(Exercise inputs begins)

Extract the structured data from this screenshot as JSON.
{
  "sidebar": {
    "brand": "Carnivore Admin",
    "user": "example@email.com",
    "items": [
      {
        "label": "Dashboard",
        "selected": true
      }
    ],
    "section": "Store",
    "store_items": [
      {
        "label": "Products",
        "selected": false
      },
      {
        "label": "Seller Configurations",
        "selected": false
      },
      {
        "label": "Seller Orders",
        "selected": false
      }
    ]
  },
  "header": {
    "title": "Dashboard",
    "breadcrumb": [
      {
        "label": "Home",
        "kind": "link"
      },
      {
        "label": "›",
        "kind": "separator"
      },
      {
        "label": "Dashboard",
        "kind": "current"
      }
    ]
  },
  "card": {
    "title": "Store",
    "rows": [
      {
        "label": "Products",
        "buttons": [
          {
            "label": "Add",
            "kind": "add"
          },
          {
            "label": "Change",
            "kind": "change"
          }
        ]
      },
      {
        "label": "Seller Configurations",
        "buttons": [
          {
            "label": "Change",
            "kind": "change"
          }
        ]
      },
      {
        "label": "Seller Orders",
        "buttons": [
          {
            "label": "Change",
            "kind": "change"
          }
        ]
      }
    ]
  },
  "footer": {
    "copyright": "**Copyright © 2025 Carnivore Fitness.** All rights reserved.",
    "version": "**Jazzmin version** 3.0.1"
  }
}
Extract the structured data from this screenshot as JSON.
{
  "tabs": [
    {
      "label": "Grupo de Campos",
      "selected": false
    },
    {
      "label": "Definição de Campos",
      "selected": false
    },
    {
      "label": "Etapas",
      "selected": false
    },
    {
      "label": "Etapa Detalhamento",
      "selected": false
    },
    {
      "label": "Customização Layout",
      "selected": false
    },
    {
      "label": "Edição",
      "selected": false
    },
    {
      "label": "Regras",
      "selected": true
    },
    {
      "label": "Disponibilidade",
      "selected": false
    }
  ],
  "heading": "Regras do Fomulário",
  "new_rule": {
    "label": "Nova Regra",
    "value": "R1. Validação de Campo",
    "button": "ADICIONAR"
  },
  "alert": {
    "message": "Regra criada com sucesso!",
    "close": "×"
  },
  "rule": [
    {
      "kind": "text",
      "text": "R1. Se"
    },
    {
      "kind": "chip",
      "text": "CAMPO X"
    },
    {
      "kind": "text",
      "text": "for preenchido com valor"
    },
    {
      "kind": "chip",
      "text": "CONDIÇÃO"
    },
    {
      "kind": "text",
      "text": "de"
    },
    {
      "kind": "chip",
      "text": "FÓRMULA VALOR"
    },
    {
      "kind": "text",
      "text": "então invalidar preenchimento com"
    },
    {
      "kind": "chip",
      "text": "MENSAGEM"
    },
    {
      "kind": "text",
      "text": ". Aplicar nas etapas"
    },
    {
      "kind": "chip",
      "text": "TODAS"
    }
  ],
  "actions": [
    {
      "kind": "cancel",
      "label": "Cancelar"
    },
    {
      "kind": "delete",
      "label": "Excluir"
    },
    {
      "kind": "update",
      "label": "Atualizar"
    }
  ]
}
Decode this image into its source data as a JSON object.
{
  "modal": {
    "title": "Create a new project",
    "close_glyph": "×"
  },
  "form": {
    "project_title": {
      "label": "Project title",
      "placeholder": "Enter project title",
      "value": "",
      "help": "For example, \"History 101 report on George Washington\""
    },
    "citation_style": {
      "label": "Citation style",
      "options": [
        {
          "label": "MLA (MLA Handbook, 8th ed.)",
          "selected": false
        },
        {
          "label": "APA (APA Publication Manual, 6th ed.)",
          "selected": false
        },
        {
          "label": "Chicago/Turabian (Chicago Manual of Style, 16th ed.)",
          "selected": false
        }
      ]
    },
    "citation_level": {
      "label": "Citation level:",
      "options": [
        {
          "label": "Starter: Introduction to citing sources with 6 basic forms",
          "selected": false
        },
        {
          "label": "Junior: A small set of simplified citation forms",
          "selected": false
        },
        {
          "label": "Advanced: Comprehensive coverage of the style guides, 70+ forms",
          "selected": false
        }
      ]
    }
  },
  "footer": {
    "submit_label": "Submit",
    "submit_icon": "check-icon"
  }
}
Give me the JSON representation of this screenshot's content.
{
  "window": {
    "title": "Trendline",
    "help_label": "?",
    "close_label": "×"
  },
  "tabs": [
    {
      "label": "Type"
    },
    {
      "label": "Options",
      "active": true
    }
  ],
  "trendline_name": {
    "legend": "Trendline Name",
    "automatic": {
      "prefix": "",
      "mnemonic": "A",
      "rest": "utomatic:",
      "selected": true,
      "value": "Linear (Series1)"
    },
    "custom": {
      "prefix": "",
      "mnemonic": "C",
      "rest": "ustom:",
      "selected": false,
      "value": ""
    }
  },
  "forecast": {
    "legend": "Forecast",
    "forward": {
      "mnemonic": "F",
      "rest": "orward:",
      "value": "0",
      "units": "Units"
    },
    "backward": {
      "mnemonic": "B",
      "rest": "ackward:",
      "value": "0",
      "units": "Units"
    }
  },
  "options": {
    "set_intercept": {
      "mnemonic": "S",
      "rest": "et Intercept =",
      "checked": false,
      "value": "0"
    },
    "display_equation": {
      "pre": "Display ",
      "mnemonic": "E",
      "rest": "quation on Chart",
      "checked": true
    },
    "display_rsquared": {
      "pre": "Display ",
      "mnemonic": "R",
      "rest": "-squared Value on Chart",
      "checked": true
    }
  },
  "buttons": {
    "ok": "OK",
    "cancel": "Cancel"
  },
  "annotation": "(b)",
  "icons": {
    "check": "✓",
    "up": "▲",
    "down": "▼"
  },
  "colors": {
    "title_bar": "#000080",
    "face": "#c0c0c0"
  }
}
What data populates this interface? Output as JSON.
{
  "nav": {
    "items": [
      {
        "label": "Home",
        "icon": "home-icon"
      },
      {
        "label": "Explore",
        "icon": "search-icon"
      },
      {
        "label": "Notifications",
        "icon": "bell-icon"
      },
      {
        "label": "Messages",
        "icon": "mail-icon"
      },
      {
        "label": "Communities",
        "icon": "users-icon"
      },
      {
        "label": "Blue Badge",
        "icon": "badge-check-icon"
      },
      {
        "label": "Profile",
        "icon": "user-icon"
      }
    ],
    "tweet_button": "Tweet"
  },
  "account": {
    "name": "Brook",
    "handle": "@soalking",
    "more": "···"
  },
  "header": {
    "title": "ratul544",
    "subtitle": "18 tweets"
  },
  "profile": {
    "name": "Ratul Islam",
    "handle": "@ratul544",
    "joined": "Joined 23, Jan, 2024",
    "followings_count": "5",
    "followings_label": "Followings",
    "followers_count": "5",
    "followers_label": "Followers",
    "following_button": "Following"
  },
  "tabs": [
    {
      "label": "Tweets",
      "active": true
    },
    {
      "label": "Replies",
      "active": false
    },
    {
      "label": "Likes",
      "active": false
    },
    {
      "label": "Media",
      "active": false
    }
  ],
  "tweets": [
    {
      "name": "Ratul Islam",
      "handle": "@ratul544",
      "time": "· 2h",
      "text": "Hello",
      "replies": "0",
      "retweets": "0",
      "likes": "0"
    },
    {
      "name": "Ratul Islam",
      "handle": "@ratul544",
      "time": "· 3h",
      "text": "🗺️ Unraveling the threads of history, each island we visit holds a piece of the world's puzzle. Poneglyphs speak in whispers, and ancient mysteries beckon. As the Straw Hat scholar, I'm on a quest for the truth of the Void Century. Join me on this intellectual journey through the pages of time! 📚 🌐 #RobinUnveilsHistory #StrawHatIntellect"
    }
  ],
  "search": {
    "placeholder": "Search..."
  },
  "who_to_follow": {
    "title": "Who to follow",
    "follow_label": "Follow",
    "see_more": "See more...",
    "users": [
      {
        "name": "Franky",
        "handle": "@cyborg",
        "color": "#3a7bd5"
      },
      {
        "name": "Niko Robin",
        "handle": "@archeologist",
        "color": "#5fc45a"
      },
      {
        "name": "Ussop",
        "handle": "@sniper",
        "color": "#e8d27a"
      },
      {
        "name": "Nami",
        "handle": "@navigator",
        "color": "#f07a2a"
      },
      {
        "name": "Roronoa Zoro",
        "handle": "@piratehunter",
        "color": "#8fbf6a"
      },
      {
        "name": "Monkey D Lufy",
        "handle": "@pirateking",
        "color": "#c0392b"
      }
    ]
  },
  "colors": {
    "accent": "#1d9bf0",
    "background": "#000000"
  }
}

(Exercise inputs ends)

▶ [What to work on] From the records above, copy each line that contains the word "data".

▶ [Result below]
Extract the structured data from this screenshot as JSON.
Extract the structured data from this screenshot as JSON.
Decode this image into its source data as a JSON object.
What data populates this interface? Output as JSON.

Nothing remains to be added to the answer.